Family Foundations Have Advantages
GRAND RAPIDS — From the J. Spencer Barnes Memorial Foundation to the Irving and Birdella White Foundation and dozens in between, charity-minded people in
According to The Foundation Center's Web site, 31,347 family foundations gave away $12.6 billion in the
"There's a couple of advantages," said Nancy Sabolish, a CPA, certified financial planner and partner at Beene Garter in
"One is control. If it's a private foundation, the family gets to control — within the IRS limitations — who donations go to and when. Versus other types of charitable vehicles, the private foundation offers the highest degree of flexibility and control to the donor. And it's a way for them to create a long-term, multigenerational legacy."

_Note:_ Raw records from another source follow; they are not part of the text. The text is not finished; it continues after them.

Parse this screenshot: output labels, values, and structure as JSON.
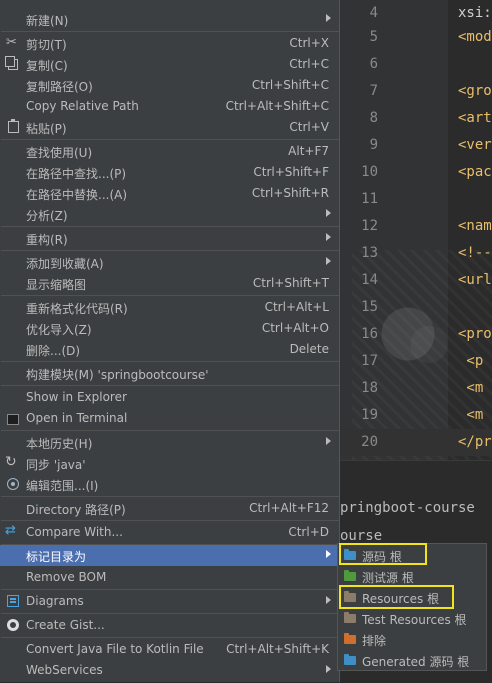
{
  "editor": {
    "lines": [
      {
        "num": "4",
        "code": "xsi:"
      },
      {
        "num": "5",
        "code": "<mod"
      },
      {
        "num": "6",
        "code": ""
      },
      {
        "num": "7",
        "code": "<gro"
      },
      {
        "num": "8",
        "code": "<art"
      },
      {
        "num": "9",
        "code": "<ver"
      },
      {
        "num": "10",
        "code": "<pac"
      },
      {
        "num": "11",
        "code": ""
      },
      {
        "num": "12",
        "code": "<nam"
      },
      {
        "num": "13",
        "code": "<!--"
      },
      {
        "num": "14",
        "code": "<url"
      },
      {
        "num": "15",
        "code": ""
      },
      {
        "num": "16",
        "code": "<pro"
      },
      {
        "num": "17",
        "code": " <p"
      },
      {
        "num": "18",
        "code": " <m"
      },
      {
        "num": "19",
        "code": " <m"
      },
      {
        "num": "20",
        "code": "</pr"
      }
    ],
    "console": {
      "line1": "pringboot-course",
      "line2": "ourse"
    }
  },
  "menu": {
    "new": {
      "label": "新建(N)"
    },
    "cut": {
      "label": "剪切(T)",
      "shortcut": "Ctrl+X"
    },
    "copy": {
      "label": "复制(C)",
      "shortcut": "Ctrl+C"
    },
    "copy_path": {
      "label": "复制路径(O)",
      "shortcut": "Ctrl+Shift+C"
    },
    "copy_relative_path": {
      "label": "Copy Relative Path",
      "shortcut": "Ctrl+Alt+Shift+C"
    },
    "paste": {
      "label": "粘贴(P)",
      "shortcut": "Ctrl+V"
    },
    "find_usages": {
      "label": "查找使用(U)",
      "shortcut": "Alt+F7"
    },
    "find_in_path": {
      "label": "在路径中查找...(P)",
      "shortcut": "Ctrl+Shift+F"
    },
    "replace_in_path": {
      "label": "在路径中替换...(A)",
      "shortcut": "Ctrl+Shift+R"
    },
    "analyze": {
      "label": "分析(Z)"
    },
    "refactor": {
      "label": "重构(R)"
    },
    "add_to_favorites": {
      "label": "添加到收藏(A)"
    },
    "show_thumbnails": {
      "label": "显示缩略图",
      "shortcut": "Ctrl+Shift+T"
    },
    "reformat_code": {
      "label": "重新格式化代码(R)",
      "shortcut": "Ctrl+Alt+L"
    },
    "optimize_imports": {
      "label": "优化导入(Z)",
      "shortcut": "Ctrl+Alt+O"
    },
    "delete": {
      "label": "删除...(D)",
      "shortcut": "Delete"
    },
    "build_module": {
      "label": "构建模块(M) 'springbootcourse'"
    },
    "show_in_explorer": {
      "label": "Show in Explorer"
    },
    "open_in_terminal": {
      "label": "Open in Terminal"
    },
    "local_history": {
      "label": "本地历史(H)"
    },
    "sync": {
      "label": "同步 'java'"
    },
    "edit_scopes": {
      "label": "编辑范围...(I)"
    },
    "directory_path": {
      "label": "Directory 路径(P)",
      "shortcut": "Ctrl+Alt+F12"
    },
    "compare_with": {
      "label": "Compare With...",
      "shortcut": "Ctrl+D"
    },
    "mark_directory_as": {
      "label": "标记目录为"
    },
    "remove_bom": {
      "label": "Remove BOM"
    },
    "diagrams": {
      "label": "Diagrams"
    },
    "create_gist": {
      "label": "Create Gist..."
    },
    "convert_java_to_kotlin": {
      "label": "Convert Java File to Kotlin File",
      "shortcut": "Ctrl+Alt+Shift+K"
    },
    "webservices": {
      "label": "WebServices"
    }
  },
  "submenu": {
    "sources_root": {
      "label": "源码 根",
      "color": "#3f8fc6"
    },
    "test_sources_root": {
      "label": "测试源 根",
      "color": "#4f9a3c"
    },
    "resources_root": {
      "label": "Resources 根",
      "color": "#8c7d6b"
    },
    "test_resources_root": {
      "label": "Test Resources 根",
      "color": "#8c7d6b"
    },
    "excluded": {
      "label": "排除",
      "color": "#cf6f2e"
    },
    "generated_sources_root": {
      "label": "Generated 源码 根",
      "color": "#3f8fc6"
    }
  },
  "colors": {
    "menu_bg": "#3c3f41",
    "selection": "#4b6eaf",
    "highlight_box": "#f1e51a"
  }
}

Income tax deductions are an attractive benefit of charitable giving at many income levels, and setting up a family foundation to accept those donations is no exception. However, Sabolish noted, deductions for cash donations to a private foundation are limited to 30 percent of adjusted gross income; 50 percent for public foundations.
"It could be a really good strategy if an individual had a very high income year and wanted to save some income taxes and didn't want to give the money away right away, but wanted to do it over time," Sabolish added. "You could give it to the foundation and distribute it over time."
"Another tax savings strategy is gifts of appreciated stock or other investments. You avoid the capital gains tax by donating appreciated assets into the foundation," she said.
However, family foundations require an attorney and a CPA to create the foundation, file paperwork with the IRS for tax-exempt status and file annually with the IRS. Plus, those filings make public information out of the foundation's assets, income and donations.
Also, the family foundation generally is required to distribute 5 percent of the value of assets each year.
Foundations also carry self-dealing restrictions, so that the person setting up the foundation may not buy, sell or lease anything from or to the foundation, and the foundation can't be used for personal or family needs, Sabolish said.
While there's no minimum investment required to establish a family foundation, Sabolish said it takes at least $500,000 to make it worthwhile in the face of all the set-up and maintenance costs.
Sabolish said other strategies are annual gifts to favorite charities and donor-directed funds. Other options, such as a charitable remainder trust, are used more for estate planning rather than annual giving, she said.
At the Grand Rapids Community Foundation, donor-directed funds are touted as an alternative to a private foundation.
"Donors establish a fund through which they can accomplish their charitable giving without all the administrative hassle of a private foundation," said Marilyn Zack, vice president of development.
"You get all the tax benefits of a charitable gift to a public charity, but you don't have to deal with the reporting and expense of a private fund."
Such funds can be set up through many foundations and brokerage houses, Zack said. In the case of the Grand Rapids Community Foundation, the gift is made to the foundation.
"We put it into our pool of assets and invest it," Zack said. "We name a fund after them, and that fund generates an amount of earnings every year they are allowed to direct to a charity of their choice. You receive approximately 5 percent of the market value of the fund to use on an annual basis. When you apply a 5 percent spending rule, that insured fund is going to grow over time and provide more and more support into the community.
"When you want to make a gift, call us or send a letter. We do some due diligence on our end, to make sure the grant you want to make is for a charitable, bona fide purpose. Then we send a check on your behalf."
Zack said a minimum gift of $50,000 is recommended to establish the donor-advised fund. She contends that a private foundation demands a minimum of $5 million to be effective and cost-efficient. Yet many local family foundations report to the IRS assets that fall far below that $5 million mark.